Video

Video A Dinosaur Fit for Land and Water

Residents and tourists in Washington D.C. can now examine a life-size replica of an unusual dinosaur that lived almost a hundred million years ago in northern Africa. Scientists say studying the behemoth named Spinosaurus helps them better understand how some prehistoric animals adapted to life on land and in water. The Spinosaurus replica is on display at the National Geographic museum. VOA’s George Putic has more.
Video

Video Iraqi Kurdistan Church Helps Christian Children Cope find shelter in churches in the Kurdish capital, Irbil

In the past six weeks, tens of thousands of Iraqi Christians have been forced to flee their homes by Islamic State militants and find shelter in churches in the Kurdish capital, Irbil. Despite U.S. airstrikes in the region, the prospect of people returning home is still very low and concerns are starting to grow over the impact this is having on the displaced youth. Sebastian Meyer reports from Irbil on how one church is coping.
Video
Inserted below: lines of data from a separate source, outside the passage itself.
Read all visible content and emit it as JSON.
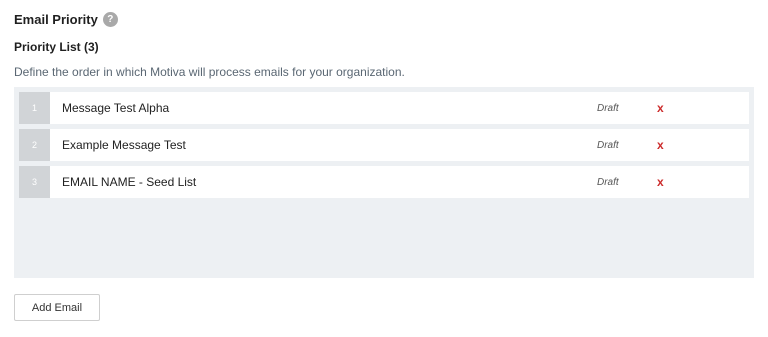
{
  "header": {
    "title": "Email Priority",
    "help_icon": "question-mark-icon",
    "help_glyph": "?"
  },
  "priority_list": {
    "title": "Priority List (3)",
    "description": "Define the order in which Motiva will process emails for your organization.",
    "items": [
      {
        "rank": "1",
        "name": "Message Test Alpha",
        "status": "Draft",
        "remove_glyph": "x"
      },
      {
        "rank": "2",
        "name": "Example Message Test",
        "status": "Draft",
        "remove_glyph": "x"
      },
      {
        "rank": "3",
        "name": "EMAIL NAME - Seed List",
        "status": "Draft",
        "remove_glyph": "x"
      }
    ]
  },
  "actions": {
    "add_email_label": "Add Email"
  },
  "colors": {
    "list_background": "#edf0f3",
    "rank_background": "#d1d4d7",
    "remove_color": "#cc2b2b",
    "description_color": "#5a6773"
  }
}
Video NASA Picks Boeing, SpaceX to Carry Astronauts Into Space

The U.S. space agency, NASA, has chosen Boeing and SpaceX companies to build the next generation of spacecraft that will carry U.S. astronauts to the International Space Station by the year 2017. The deal with private industry enables NASA to end its dependence on Russia to send space crews into low Earth orbit and back. Zlatica Hoke has more.
Video

Video Future of Ukrainian Former President's Estate Uncertain

More than six months after Ukraine's former President Viktor Yanukovych fled revolution to Russia, authorities have yet to gain control of his palatial estate. Protesters occupy the grounds and opened it to tourists but they are also refusing to turn it over to the state. VOA's Daniel Schearf reports from Mezhigirya, just north of Kyiv.
Video

Video China Muslims Work to Change Perceptions After Knife Attacks

China says its has sentenced three men to death and one woman to life in prison for a deadly knife attack in March that left more than 30 dead and 140 injured. Beijing says Muslim militants from China's restive western region of Xinjiang carried out the attacks. Now, more than six months after the incident, residents in the city are still coping with the aftermath. VOA's Bill Ide has more from Kunming.
Video

Video Enviropreneur Seeks to Save the Environment, Empower the Community

Lorna Rutto, a former banker, is now an ‘enviropreneur’ - turning plastic waste into furniture and fences discusses the challenges she faces in Africa with raw materials and the environment.
Video

Video West Trades Accusations Over Ransoms

As world leaders try to forge a common response to the threat posed by Islamic State militants in Iraq and Syria, there is simmering tension over differing policies on paying ransoms. In the past month, the jihadist group has beheaded two Americans and one Briton. Both countries refuse to pay ransom money. As Henry Ridgwell reports for VOA from London, there is uncertainty in the approach of some other European nations.
Video

Video Scotland Independence Bid Stokes Global Interest

The people of Scotland are preparing to vote on whether to become independent and break away from the rest of Britain, in a referendum being watched carefully in many other countries. Some see it as a risky experiment; while others hope a successful vote for independence might energize their own separatist demands. Foreign immigrants to Scotland have a front row seat for the vote. VOA’s Henry Ridgwell spoke to some of them in Edinburgh.


Carnage and mayhem are part of daily life in northern Nigeria, the result of a terror campaign by the Islamist group Boko Haram. Fears are growing that Nigeria’s government may not know how to counter it, and may be making things worse. More

AppleAndroid